Successful reintroductions have also occurred onto Peron Peninsula in Western Australia as a part of [6] Western Shield. Successful reintroductions have also occurred on other conservation lands, including islands and the Australian Wildlife Conservancy's[7] Scotia[8] and Yookamurra Sanctuaries.[9] There is a highly successful bilby breeding program at Kanyana Wildlife Rehabilitation Centre,[10] near Perth, Western Australia.

Classification[edit]

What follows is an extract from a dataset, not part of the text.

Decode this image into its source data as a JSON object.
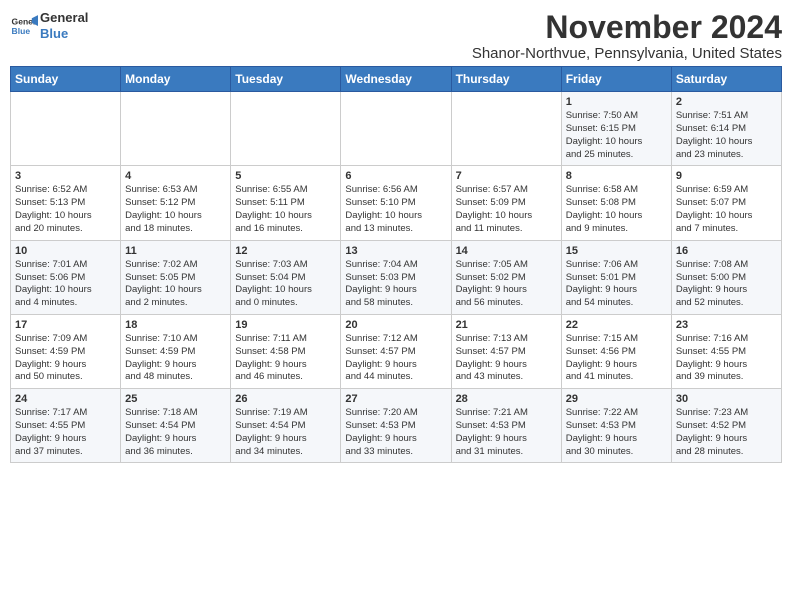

The placement of bilbies within the Peramelemorphia has changed in recent years. Vaughan (1978) and Groves and Flannery (1990) both placed this family within the Peramelidae family. Kirsch et al. (1997) found them to be distinct from the species in Peroryctidae (which is now a subfamily in Peramelidae). McKenna and Bell (1997) also placed it in Peramelidae, but as the sister of Chaeropus in the subfamily Chaeropodinae.[11]

Evolution[edit]

The bilby lineage extends back 15 million years.[12] In 2014 scientists found part of a fossilised jaw of a bilby which had shorter teeth likely used for eating forest fruit. Prior to this discovery, the oldest bilby fossil on record was 5 million years old. Modern bilbies have evolved to have long teeth used to dig holes in the desert to eat worms and insects.

It is thought the bilby diverged from its closest relative, a carnivorous bandicoot, 20 million years ago.[13]

Species[edit]

  • Genus †Ischnodon
    • Ischnodon australis[14]
  • Genus †Liyamayi
    • Liyamayi dayi[15]

See also[edit]

References[edit]

  1. ^ http://www.anu.edu.au/andc/res/aewords/aewords_ab.php
  2. ^ http://www.kasei.ac.jp/library/kiyou/2001/13.YOKOSE.pdf
  3. ^ Gordon, Greg (1984). Macdonald, D., ed. The Encyclopedia of Mammals. New York: Facts on File. pp. 846–849. ISBN 0-87196-871-1. 
  4. ^ Moseby K. E. and O'Donnell E. O. (2003) Reintroduction of the greater bilby, Macrotis lagotis (Reid) (Marsupialia: Thylacomyidae), to northern South Australia: survival, ecology and notes on reintroduction protocols Wildlife Research 30, 15-27.
  5. ^ Queensland Government (2004) Save The Bilby Appeal
  6. ^ Western Australian Department of Environment and Conservation 'Project Eden'
  7. ^ Australian Wildlife Conservancy
  8. ^ Australian Wildlife Conservancy Scotia Sanctuary
  9. ^ Australian Wildlife Conservancy Yookamurra Sanctuary
  10. ^ Kanyana Wildlife Rehabilitation Centre (Inc.)
  11. ^ Groves, C. P. (2005). Wilson, D. E.; Reeder, D. M, eds. Mammal Species of the World (3rd ed.). Baltimore: Johns Hopkins University Press. p. 38. OCLC 62265494. ISBN 0-801-88221-4. 
  12. ^ 15-million-year-old bilby fossil found in Qld Australian Geographic.
  13. ^ Carnivorous bilby fossil unearthed Australian Geographic.
  14. ^ Stirton, R.A., 1955. Late tertiary marsupials from South Australia. Records of the South Australian Museum 11, 247-268.
  15. ^ Travouillon, K.J., Hand, S. J., Archer, M., and Black, K. H., 2014. Earliest modern bandicoot and bilby (Marsupialia, Peramelidae and Thylacomyidae) from the Miocene of the Riversleigh World Heritage Area, northwestern Queensland, Australia. Journal of Vertebrate Paleontology 34:375-382.

External links[edit]